Friday, August 28, 2009

Bill of Rights - not needed in Australia

Death knell for democracy if wigs get the gig: Howard

A BILL of rights would erode Australia's democracy, diminish the reputation and accountability of Parliament, politicise the judiciary and represent the ''final triumph of elitism in Australian politics'', the former prime minister John Howard said last night.

Delivering the annual Menzies Lecture at the University of Western Australia, Mr Howard campaigned against ceding power from elected individuals to the non-elected judiciary.

The Rudd Government is exploring whether to introduce a bill of rights. In December, it commissioned a committee chaired by Father Frank Brennan to gauge public opinion on how best to achieve greater protection of rights. It is due to report to the Government on September 30.


My study of law and history convinces me that our Common Law provides our freedoms. Why do we need new laws and why would we put it under control of non elected officials.

1 comment:

  1. I totally agree with John Howard on this one!

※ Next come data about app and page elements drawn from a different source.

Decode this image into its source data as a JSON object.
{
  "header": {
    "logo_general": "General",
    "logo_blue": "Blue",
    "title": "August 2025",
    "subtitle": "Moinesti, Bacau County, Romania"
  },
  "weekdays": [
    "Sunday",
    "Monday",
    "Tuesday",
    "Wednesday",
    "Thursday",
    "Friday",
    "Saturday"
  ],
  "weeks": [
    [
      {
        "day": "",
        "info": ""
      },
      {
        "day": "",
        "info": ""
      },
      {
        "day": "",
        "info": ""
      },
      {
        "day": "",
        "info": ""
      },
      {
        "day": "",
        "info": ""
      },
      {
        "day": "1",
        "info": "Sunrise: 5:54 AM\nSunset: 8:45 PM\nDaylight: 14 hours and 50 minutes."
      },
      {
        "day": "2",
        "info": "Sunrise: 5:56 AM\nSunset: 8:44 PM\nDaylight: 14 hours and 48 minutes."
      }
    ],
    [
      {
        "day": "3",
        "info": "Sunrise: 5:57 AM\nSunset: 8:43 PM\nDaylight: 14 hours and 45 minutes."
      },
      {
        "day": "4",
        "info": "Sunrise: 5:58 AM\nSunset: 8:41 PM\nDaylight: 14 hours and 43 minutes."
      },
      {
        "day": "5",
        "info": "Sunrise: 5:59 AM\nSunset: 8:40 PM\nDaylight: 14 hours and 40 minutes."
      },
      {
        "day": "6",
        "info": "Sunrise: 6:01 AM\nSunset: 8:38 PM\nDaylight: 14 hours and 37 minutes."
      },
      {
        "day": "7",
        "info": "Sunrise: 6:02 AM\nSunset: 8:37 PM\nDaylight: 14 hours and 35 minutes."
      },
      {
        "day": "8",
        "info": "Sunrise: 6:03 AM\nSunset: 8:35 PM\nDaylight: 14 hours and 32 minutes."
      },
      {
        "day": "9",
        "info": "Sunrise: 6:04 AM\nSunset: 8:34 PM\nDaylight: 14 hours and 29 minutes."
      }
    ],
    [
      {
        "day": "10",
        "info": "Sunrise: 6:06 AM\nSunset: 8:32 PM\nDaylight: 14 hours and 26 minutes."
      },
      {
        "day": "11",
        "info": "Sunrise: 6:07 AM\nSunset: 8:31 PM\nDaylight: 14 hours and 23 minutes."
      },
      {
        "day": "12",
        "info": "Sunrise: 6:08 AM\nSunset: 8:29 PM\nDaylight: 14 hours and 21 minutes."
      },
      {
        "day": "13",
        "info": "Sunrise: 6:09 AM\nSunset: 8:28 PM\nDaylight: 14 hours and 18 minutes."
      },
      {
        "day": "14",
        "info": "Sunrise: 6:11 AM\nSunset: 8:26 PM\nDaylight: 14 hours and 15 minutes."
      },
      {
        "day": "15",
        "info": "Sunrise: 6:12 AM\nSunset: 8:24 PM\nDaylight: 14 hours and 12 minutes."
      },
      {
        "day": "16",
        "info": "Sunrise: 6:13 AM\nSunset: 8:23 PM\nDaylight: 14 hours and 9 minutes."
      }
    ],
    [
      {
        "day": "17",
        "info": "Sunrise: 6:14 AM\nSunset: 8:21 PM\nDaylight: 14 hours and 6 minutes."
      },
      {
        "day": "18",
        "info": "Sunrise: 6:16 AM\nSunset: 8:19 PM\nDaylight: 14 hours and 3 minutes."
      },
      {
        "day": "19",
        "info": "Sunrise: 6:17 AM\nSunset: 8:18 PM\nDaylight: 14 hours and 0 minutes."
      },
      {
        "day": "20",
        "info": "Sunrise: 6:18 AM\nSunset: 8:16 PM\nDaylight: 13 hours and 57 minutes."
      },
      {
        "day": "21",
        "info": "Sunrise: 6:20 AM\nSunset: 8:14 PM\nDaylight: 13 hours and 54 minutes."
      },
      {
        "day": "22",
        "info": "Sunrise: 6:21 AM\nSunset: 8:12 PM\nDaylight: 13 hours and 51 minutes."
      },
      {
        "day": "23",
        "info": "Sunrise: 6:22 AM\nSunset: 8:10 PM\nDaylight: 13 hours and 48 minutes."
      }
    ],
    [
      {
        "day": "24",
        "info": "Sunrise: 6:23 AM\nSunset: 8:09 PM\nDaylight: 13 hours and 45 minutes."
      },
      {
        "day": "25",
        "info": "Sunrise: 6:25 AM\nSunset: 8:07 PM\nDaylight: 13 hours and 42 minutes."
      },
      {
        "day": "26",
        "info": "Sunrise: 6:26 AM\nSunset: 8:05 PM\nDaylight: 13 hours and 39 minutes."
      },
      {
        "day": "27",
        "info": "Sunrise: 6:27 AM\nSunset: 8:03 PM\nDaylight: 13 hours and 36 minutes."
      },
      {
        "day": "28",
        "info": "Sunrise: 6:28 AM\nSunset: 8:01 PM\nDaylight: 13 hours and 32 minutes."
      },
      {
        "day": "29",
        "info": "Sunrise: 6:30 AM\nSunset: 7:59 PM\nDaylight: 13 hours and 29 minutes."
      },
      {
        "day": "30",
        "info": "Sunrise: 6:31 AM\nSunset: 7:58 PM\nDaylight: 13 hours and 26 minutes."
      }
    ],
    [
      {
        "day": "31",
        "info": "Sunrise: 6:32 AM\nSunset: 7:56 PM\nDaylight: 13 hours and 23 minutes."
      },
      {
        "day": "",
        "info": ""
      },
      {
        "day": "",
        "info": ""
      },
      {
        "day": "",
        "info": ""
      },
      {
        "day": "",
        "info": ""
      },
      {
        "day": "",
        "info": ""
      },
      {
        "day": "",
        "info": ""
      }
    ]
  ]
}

    Before Australia leaps in this direction I’d love readers to listen to the following podcast, twice. There are some very interesting and unexpected opponents.

    EG: I would have sworn the Australian Christian Lobby would have been for human rights, which of course they are, but they are against a bill of rights as the means by which to best guarantee them in Australia.

    Instead, Brigadier Jim Wallace, AM, (Ret’d) Managing Director of the Australian Christian Lobby said something to the effect that “Bills of rights enshrine selfishness over the rights of the community”, which helped me remember my conversation with my American friend about breath testing.

    Not only that, but a bill of rights can:-
    * politicise the judiciary which are meant to be about interpreting law, not social policy
    * promote an *absolute* formula of ‘rights’ as interpreted by our generation, and make them absolute for all time when ‘rights’ are often about social policies more appropriately held to account by the parliamentary political process and democratic discussion of the day.
    * reflect the silly prejudices and blind spots of our day
    * condense into a silly summary some very weighty issues that are far more complex and require weighty volumes of legal document to truly unravel
    * promote selfish policy at the expense of the public good

    Please, “Don’t leave us with the bill!” Download the podcast here.


I usually delete comments from Anonymous